Section 112.313(7)(a) prohibits a public officer from having a contractual relationship with a business entity or agency that is doing business with or regulated by his agency. It also prohibits the public officer from having a contractual relationship which creates a continuing or frequently recurring conflict between his private interests and the performance of his public duties, or which impedes the full and faithful discharge of his public duties.
In CEO 77-88, we opined that a prohibited conflict of interest would be created where a county commissioner entered into a contractual relationship with a county housing assistance office as a landlord in the federal HUD Section 8 housing assistance payments program. That situation violated the first part of Section 112.313(7)(a), we concluded, since he would have a contractual relationship with a county agency that was regulated by the board of county commissioners. In CEO 88-52, we applied the second part of Section 112.313(7)(a) to conclude that it would create a prohibited conflict of interest if a city employee applied for a rental rehabilitation loan through the program in which he worked. We believed that his participation in the rental rehabilitation program created an impediment to the full and faithful discharge of his public duties, as he was directly involved in the administration of the program under which he would obtain the loan, he was competing with other applicants for loan proceeds, and the loan would clearly benefit him by enabling him to rehabilitate his property.
In the situation you have described, there are factual similarities with both CEO 77-88 and CEO 88-52. Like CEO 77-88, the Manatee County Community Services Department is a County agency. If you obtain the funding, you would have a contractual relationship with an agency that is subject to the County Commission's oversight. As in CEO 88-52, there is competition for the funding, and the funding would clearly benefit you by allowing you to make much-needed repairs in the fourteen duplexes and then rent them. The funding is awarded on a first-come, first-served basis and, we are advised, is fully committed as a result of your application and that of other homeowner-applicants.
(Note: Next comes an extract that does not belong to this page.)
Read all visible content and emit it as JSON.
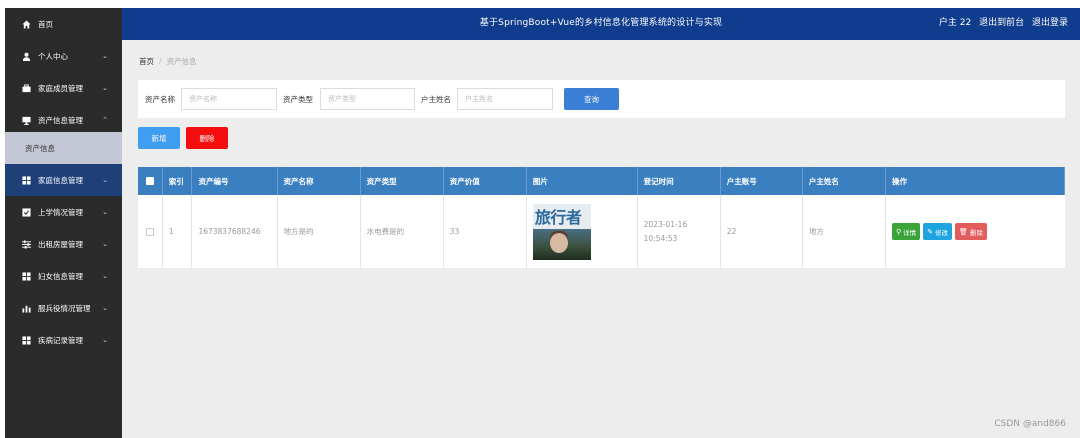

In another opinion--CEO 98-3--we opined that Section 112.313(7)(a) would be violated where a community redevelopment agency board member applied for a low-cost loan administered by his agency. That opinion cited CEO 88-52, as well as CEO 90-76, to conclude that a prohibited conflict of interest was created where a public officer applied for funding through a program administered by his agency and that "to hold otherwise would provide the opportunity and strongly suggest to the public that a public officer is permitted to benefit privately because of his public position, which is antithetical to the principles underlying the Code of Ethics for Public Officers and Employees."
Accordingly, Section 112.313(7)(a) would be violated where a county commissioner obtains housing rehabilitation funding from a program administered by the county.
ORDERED by the State of Florida Commission on Ethics meeting in public session on August 24, 2000 and RENDERED this 29th day of August.
Howard Marks, Chair